After two and a half months of relatively light Congressional activity on the health-care front, Democrats are apparently gearing up for a hyperactive March. According to Inside Health Policy (subscription required), the period between now and Easter will be filled with a series of complicated steps that will all need to work perfectly in order for the Democrats to pass their health plan before Congress leaves for its spring break. First, the president will be issuing his revised new proposal, which will be converted into legislative language and then scored by CBO. By March 19, the House would then pass the health bill that the Senate passed back in December — and that the House has repeatedly said they did not like and would not pass — with the assurance that the Senate would go forward and fix it in accordance with some type of bicameral compromise. The House would then have to act again, by March 21, and pass a reconciliation bill amending the Senate bill that the House would have just passed.

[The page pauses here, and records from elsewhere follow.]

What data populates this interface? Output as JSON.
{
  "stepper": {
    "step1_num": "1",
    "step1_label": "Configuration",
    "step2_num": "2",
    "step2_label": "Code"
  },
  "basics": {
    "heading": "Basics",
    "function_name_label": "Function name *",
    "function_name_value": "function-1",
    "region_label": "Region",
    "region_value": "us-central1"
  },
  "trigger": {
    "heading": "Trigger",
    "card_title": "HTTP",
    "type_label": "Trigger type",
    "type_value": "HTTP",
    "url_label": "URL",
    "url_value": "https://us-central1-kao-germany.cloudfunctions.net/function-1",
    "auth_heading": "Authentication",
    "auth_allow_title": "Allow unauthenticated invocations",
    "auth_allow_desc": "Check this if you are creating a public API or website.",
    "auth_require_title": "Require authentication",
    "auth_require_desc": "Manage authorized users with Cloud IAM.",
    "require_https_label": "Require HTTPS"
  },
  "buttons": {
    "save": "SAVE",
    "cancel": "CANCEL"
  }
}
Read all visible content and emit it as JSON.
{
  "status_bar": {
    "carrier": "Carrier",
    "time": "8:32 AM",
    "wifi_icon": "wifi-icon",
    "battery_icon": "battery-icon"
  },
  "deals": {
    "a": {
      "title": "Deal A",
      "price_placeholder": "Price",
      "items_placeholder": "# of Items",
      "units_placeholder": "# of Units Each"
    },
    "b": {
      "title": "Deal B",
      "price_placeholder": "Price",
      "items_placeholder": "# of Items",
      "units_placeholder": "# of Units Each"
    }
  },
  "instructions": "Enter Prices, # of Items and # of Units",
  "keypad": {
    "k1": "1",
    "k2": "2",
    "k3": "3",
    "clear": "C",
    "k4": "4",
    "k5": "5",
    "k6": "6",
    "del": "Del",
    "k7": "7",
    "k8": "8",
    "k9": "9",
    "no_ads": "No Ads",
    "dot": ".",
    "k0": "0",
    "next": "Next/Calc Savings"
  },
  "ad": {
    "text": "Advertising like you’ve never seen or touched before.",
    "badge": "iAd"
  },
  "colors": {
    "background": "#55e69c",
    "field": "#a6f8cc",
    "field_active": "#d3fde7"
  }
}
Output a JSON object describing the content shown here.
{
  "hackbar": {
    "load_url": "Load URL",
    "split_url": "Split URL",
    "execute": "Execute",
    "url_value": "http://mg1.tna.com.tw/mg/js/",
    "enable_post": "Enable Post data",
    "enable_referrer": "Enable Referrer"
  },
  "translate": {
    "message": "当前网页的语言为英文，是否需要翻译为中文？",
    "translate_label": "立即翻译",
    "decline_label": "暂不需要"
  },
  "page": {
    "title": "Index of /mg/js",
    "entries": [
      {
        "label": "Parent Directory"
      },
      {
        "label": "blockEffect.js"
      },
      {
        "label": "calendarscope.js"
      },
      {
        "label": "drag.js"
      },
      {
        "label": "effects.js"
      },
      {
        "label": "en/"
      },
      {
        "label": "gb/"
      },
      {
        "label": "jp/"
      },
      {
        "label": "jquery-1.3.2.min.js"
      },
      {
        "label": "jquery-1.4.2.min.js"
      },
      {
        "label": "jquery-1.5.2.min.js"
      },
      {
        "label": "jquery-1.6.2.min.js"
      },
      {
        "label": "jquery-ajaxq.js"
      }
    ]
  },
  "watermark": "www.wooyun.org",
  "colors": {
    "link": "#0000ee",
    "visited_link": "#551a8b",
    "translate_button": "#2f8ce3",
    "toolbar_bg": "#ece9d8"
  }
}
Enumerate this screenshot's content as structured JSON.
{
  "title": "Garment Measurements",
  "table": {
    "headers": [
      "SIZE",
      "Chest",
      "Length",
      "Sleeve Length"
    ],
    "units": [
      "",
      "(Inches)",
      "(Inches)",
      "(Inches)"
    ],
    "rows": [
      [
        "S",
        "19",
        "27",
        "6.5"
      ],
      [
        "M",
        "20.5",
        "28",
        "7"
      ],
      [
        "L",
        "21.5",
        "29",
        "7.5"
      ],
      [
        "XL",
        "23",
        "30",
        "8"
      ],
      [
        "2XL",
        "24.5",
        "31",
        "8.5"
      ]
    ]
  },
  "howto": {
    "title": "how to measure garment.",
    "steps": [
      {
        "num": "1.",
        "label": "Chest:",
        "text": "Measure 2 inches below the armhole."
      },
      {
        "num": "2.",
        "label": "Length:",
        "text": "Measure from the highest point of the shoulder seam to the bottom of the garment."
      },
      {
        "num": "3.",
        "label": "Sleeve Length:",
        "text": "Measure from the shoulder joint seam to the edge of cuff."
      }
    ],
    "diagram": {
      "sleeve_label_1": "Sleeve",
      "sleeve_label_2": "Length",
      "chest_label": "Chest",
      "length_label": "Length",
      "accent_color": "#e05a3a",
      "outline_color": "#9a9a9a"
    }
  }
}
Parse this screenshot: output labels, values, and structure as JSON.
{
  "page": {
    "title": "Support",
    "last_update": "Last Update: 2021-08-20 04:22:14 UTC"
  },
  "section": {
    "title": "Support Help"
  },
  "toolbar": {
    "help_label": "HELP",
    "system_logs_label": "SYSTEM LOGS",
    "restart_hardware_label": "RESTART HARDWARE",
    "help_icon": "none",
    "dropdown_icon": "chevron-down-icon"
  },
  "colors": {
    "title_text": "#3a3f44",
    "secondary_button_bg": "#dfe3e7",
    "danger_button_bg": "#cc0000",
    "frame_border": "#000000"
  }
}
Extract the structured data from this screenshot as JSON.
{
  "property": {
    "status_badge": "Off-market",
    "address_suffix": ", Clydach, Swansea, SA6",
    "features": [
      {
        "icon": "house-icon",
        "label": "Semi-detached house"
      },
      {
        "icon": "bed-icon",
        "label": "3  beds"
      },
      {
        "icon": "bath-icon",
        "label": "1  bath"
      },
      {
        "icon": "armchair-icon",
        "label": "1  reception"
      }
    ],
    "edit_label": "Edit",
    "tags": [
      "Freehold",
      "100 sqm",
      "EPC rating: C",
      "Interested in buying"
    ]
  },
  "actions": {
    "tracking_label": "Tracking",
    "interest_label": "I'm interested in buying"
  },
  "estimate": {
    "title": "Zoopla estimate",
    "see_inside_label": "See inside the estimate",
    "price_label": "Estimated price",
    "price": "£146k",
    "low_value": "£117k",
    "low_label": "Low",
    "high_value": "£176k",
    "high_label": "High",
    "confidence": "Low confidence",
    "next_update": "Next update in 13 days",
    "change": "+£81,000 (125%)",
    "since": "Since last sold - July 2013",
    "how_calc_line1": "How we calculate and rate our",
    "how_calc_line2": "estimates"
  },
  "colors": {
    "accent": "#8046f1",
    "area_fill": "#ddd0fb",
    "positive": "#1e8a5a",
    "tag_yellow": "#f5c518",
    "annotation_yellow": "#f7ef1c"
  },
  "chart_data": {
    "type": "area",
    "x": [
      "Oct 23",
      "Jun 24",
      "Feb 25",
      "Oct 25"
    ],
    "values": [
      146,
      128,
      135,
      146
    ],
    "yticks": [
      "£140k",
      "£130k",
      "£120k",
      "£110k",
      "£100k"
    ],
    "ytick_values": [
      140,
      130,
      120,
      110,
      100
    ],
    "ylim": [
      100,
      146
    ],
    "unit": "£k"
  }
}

At this point, and only after the House had acted twice, the Senate would take up the reconciliation bill changing the original Senate bill to reflect the president's new proposal. This bill would be considered under the reconciliation process, with 30 hours of debate and passage via a simple majority rather than the 60 votes the Senate typically requires. Effectively, this process will use the passage of the Senate bill to enable the reconciliation vehicle to proceed and become the new health-care law.
The pitfalls in this crazy quilt process are numerous. The House could fail to pass the Senate bill. As a result of two resignations, a death, and a defection, Speaker Pelosi only has 216 votes right now, which is the bare minimum of what she needs, and the Democratic bills have not gotten any popular since the House last voted in November. In addition, House members are often reluctant to take tough votes without some assurance that the Senate would act, and this process would require them to act twice before the Senate moved at all. The Senate must also come up with the votes, not just for the policy, which is probably doable, but also for using the reconciliation process in this way, which a number of Senate Democrats have objected to in the past. And then there is the reconciliation process itself, in which provisions must be ruled germane to budget reconciliation by the Senate parliamentarian. This parliamentary review could result in what a former Senate parliamentarian has called a "Swiss cheese" bill, in which a variety of provisions of the bill are ruled not germane and thus moved out of the final product. In a bill as complicated as the health-care bill, this Swiss-cheesing of the final product could have significant and unpredictable consequences on the working of the bill should it become law.
It looks as if the House Democrats are the key to this whole procedure. They are bringing March in like a lion on the health-care-overhaul front. But in order for the scheme to succeed, the House Democrats will have to act like lambs twice before the Senate deigns to proceed.